Islam spread to the Xinjiang area in the l0th to 11th centuries. The way the local people accepted Islam was different from the way people in other parts of China accepted it. Islam did not spread quickly after Muslim groups were formed, but only after the nobles were converted to Islam and claimed it as the state religion. The nobles preached Islam to their people. So a combination of politics and religion was the feature of the spread of Islam in Xinjiang. Muslims from various nationalities in Xinjiang and Muslims from the inland areas rose in revolt together against the Qing Dynasty's exploitation and national discrimination-In their
production and daily lives, Muslims in Xinjiang created local culture and arts with strong local characteristics, and greatly enriched Chinese national culture as well as Chinese Islamic culture. Especially in modem times, Xinjiang Muslims have responded to the slogan "education saves the country. "The new mosque education promoted by Muslims of Hui and other nationalities, has contributed a great deal to the development of China's traditional Islamic culture.

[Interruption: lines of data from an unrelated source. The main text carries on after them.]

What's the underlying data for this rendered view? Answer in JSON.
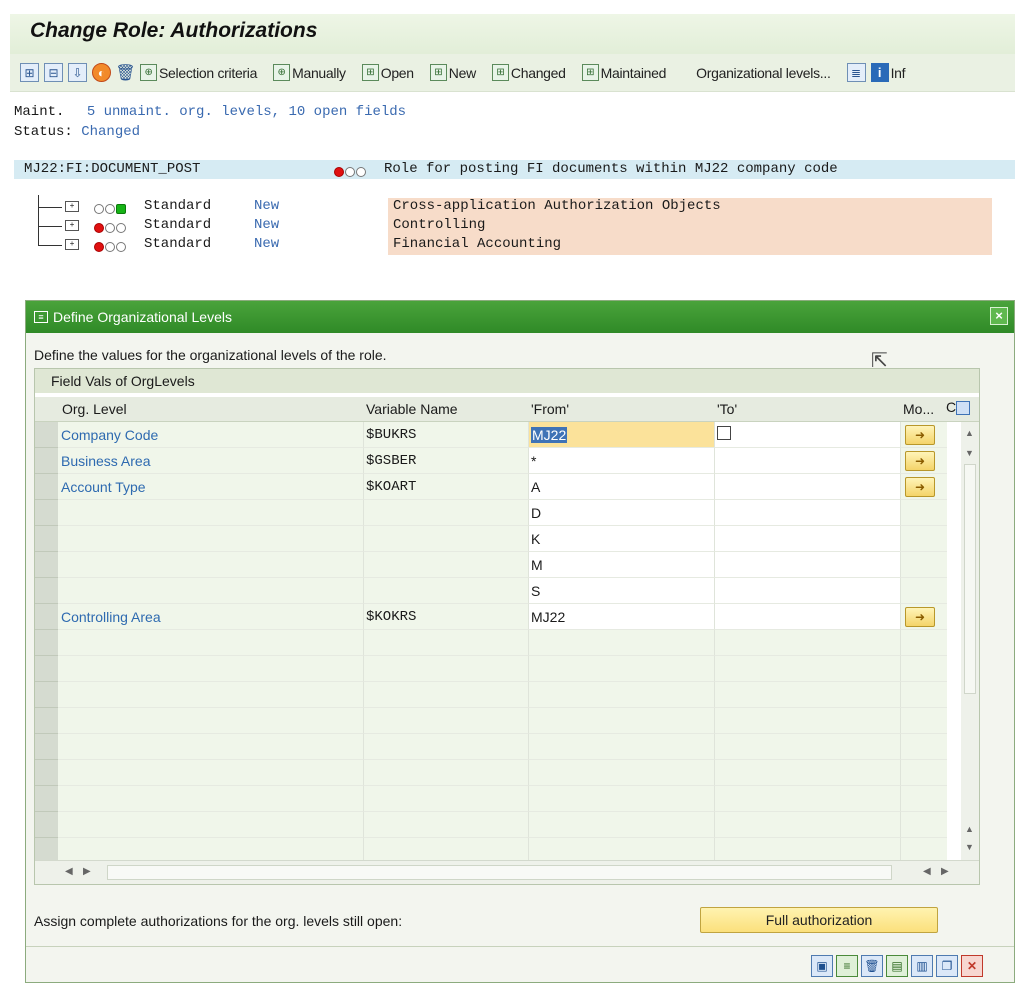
{
  "window": {
    "title": "Change Role: Authorizations"
  },
  "toolbar": {
    "selection_criteria": "Selection criteria",
    "manually": "Manually",
    "open": "Open",
    "new": "New",
    "changed": "Changed",
    "maintained": "Maintained",
    "org_levels": "Organizational levels...",
    "infos": "Inf"
  },
  "status": {
    "maint_label": "Maint.",
    "maint_value": "5 unmaint. org. levels, 10 open fields",
    "status_label": "Status:",
    "status_value": "Changed"
  },
  "role": {
    "name": "MJ22:FI:DOCUMENT_POST",
    "description": "Role for posting FI documents within MJ22 company code",
    "light": "red"
  },
  "tree": [
    {
      "type": "Standard",
      "state": "New",
      "desc": "Cross-application Authorization Objects",
      "light": "green"
    },
    {
      "type": "Standard",
      "state": "New",
      "desc": "Controlling",
      "light": "red"
    },
    {
      "type": "Standard",
      "state": "New",
      "desc": "Financial Accounting",
      "light": "red"
    }
  ],
  "dialog": {
    "title": "Define Organizational Levels",
    "description": "Define the values for the organizational levels of the role.",
    "grid_title": "Field Vals of OrgLevels",
    "columns": {
      "org_level": "Org. Level",
      "variable": "Variable Name",
      "from": "'From'",
      "to": "'To'",
      "more": "Mo...",
      "c": "C"
    },
    "rows": [
      {
        "org_level": "Company Code",
        "variable": "$BUKRS",
        "from": "MJ22",
        "to": ""
      },
      {
        "org_level": "Business Area",
        "variable": "$GSBER",
        "from": "*",
        "to": ""
      },
      {
        "org_level": "Account Type",
        "variable": "$KOART",
        "from": "A",
        "to": ""
      },
      {
        "org_level": "",
        "variable": "",
        "from": "D",
        "to": ""
      },
      {
        "org_level": "",
        "variable": "",
        "from": "K",
        "to": ""
      },
      {
        "org_level": "",
        "variable": "",
        "from": "M",
        "to": ""
      },
      {
        "org_level": "",
        "variable": "",
        "from": "S",
        "to": ""
      },
      {
        "org_level": "Controlling Area",
        "variable": "$KOKRS",
        "from": "MJ22",
        "to": ""
      }
    ],
    "assign_text": "Assign complete authorizations for the org. levels still open:",
    "full_auth_button": "Full authorization"
  },
  "icons": {
    "close": "close-icon",
    "more_values": "arrow-right-icon",
    "footer": [
      "save-icon",
      "transfer-icon",
      "delete-icon",
      "select-icon",
      "deselect-icon",
      "copy-icon",
      "cancel-icon"
    ]
  },
  "colors": {
    "dialog_header": "#3a9a2f",
    "button_yellow": "#fbe07c",
    "link_blue": "#2e6ab0",
    "row_salmon": "#f7dcc9",
    "role_row": "#d6ebf3"
  }
}
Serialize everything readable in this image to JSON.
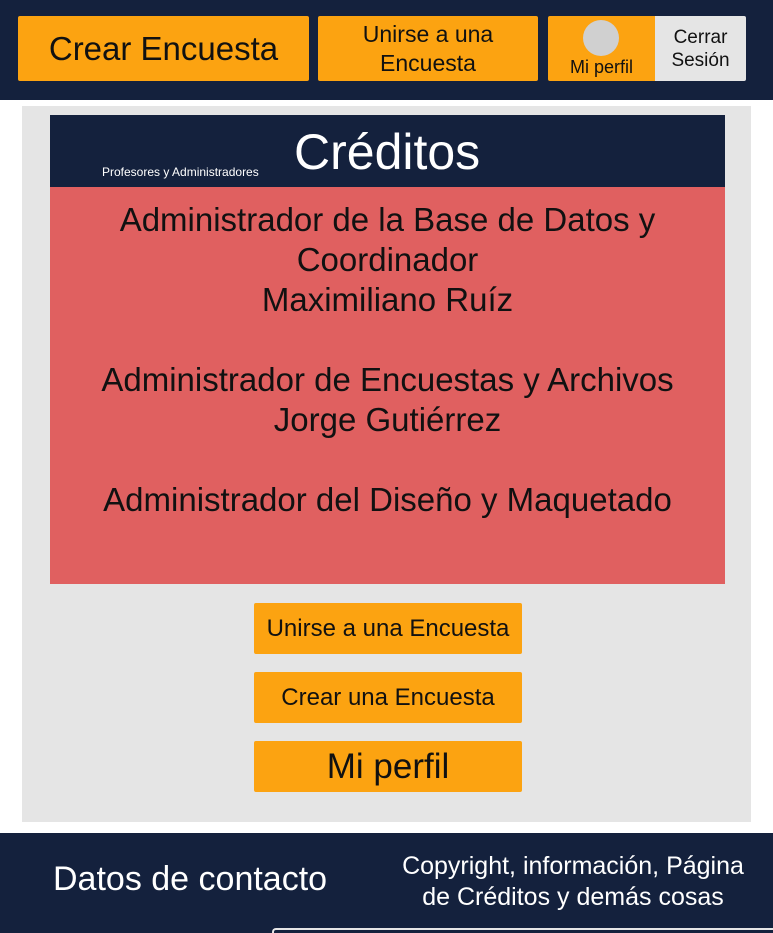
{
  "nav": {
    "create_survey": "Crear Encuesta",
    "join_survey": "Unirse a una Encuesta",
    "my_profile": "Mi perfil",
    "logout": "Cerrar Sesión"
  },
  "credits": {
    "subtitle": "Profesores y Administradores",
    "title": "Créditos",
    "entries": [
      {
        "role": "Administrador de la Base de Datos y Coordinador",
        "name": "Maximiliano Ruíz"
      },
      {
        "role": "Administrador de Encuestas y Archivos",
        "name": "Jorge Gutiérrez"
      },
      {
        "role": "Administrador del Diseño y Maquetado",
        "name": ""
      }
    ]
  },
  "actions": {
    "join": "Unirse a una Encuesta",
    "create": "Crear una Encuesta",
    "profile": "Mi perfil"
  },
  "footer": {
    "contact": "Datos de contacto",
    "copyright": "Copyright, información, Página de Créditos  y demás cosas"
  },
  "colors": {
    "navy": "#14213d",
    "orange": "#fca311",
    "panel_gray": "#e5e5e5",
    "credits_red": "#e06060"
  }
}
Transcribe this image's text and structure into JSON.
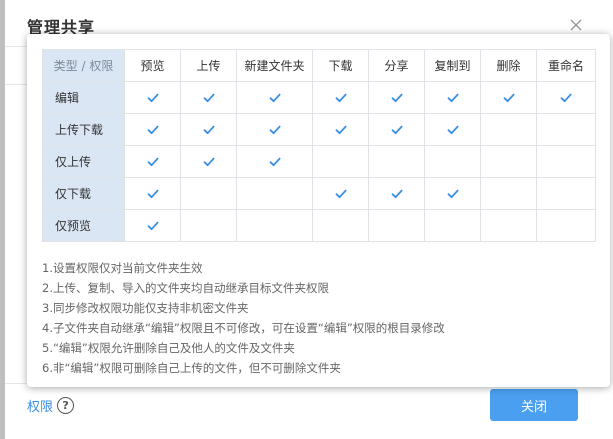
{
  "dialog": {
    "title": "管理共享",
    "permission_link": "权限",
    "help_symbol": "?",
    "close_button": "关闭",
    "accent_color": "#4a9ff0"
  },
  "permissions": {
    "corner_header": "类型 / 权限",
    "columns": [
      "预览",
      "上传",
      "新建文件夹",
      "下载",
      "分享",
      "复制到",
      "删除",
      "重命名"
    ],
    "rows": [
      {
        "label": "编辑",
        "checks": [
          true,
          true,
          true,
          true,
          true,
          true,
          true,
          true
        ]
      },
      {
        "label": "上传下载",
        "checks": [
          true,
          true,
          true,
          true,
          true,
          true,
          false,
          false
        ]
      },
      {
        "label": "仅上传",
        "checks": [
          true,
          true,
          true,
          false,
          false,
          false,
          false,
          false
        ]
      },
      {
        "label": "仅下载",
        "checks": [
          true,
          false,
          false,
          true,
          true,
          true,
          false,
          false
        ]
      },
      {
        "label": "仅预览",
        "checks": [
          true,
          false,
          false,
          false,
          false,
          false,
          false,
          false
        ]
      }
    ],
    "check_color": "#3a8fe3",
    "row_header_bg": "#dbe6f4"
  },
  "notes": [
    "1.设置权限仅对当前文件夹生效",
    "2.上传、复制、导入的文件夹均自动继承目标文件夹权限",
    "3.同步修改权限功能仅支持非机密文件夹",
    "4.子文件夹自动继承“编辑”权限且不可修改，可在设置“编辑”权限的根目录修改",
    "5.“编辑”权限允许删除自己及他人的文件及文件夹",
    "6.非“编辑”权限可删除自己上传的文件，但不可删除文件夹"
  ]
}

Following the founding of People's Republic of China,under the leadership of the Connmmist Party of China and the Central People's Government the policy of religious freedom was fully implemented and carried out. The religious life of Chinese Muslims was also h1ly guaranteed. There are ten minority groups in China which believe in Islam:The Hui, Uygur, Kazak Uzbek, Kirgiz, Tajik, Tatar, Dongxiang, Sala and Baoan peoples. Their total population is 20 million. The distribution of the Chinese Muslim population is characterized by being "scattered widely and concentrated in small groups". There are 30,000 mosques and 42,000 imams(mullahs)in China. Belonging to the Sunni branch of Islam, Chinese Muslims follow Hanafiyyah in Shariah(the doctrine and law). In addition, at the end of the Ming Dynasty, Suffis from Central Asia who migrated to northeast China, gradually formed the Menhuan system (also called "IShan" in the Uygur language of Xinjiang). Each Menhuan revolved about one religious leader. By administering some mosques and building a comprehensive management system, they formed different sections and added new contents to Chinese Islam. Although they belong to different Menhuan factions, they lead their religious cultural lives on an equal and harmonious atmosphere, and lead the Muslims of various nationalities to take part in the construction of socialist civilization. )
Islam was introduced into China during the Tang Dynasty (618 - 907) and the Islamic mosques built at that time inherited the Arabian style, featured vaulting roofs and tall thin minarets. Later influenced by Han culture, the mosque architects absorbed traditional Chinese architecture essence and had the palace structures and timberwork added to mosque buildings. Although not as notable as Buddhist and Taoist temples, Islam mosques in China, the mixture result of Chinese and Arabian architecture styles are witnessing the cultural exchange between these two countries. Famous mosques include Niujie Mosque in Beijing, Great Mosque in Xian, Southern Mosque in Urumqi, Id Kah Mosque in Kashgar and Dongguan Mosque in Xining.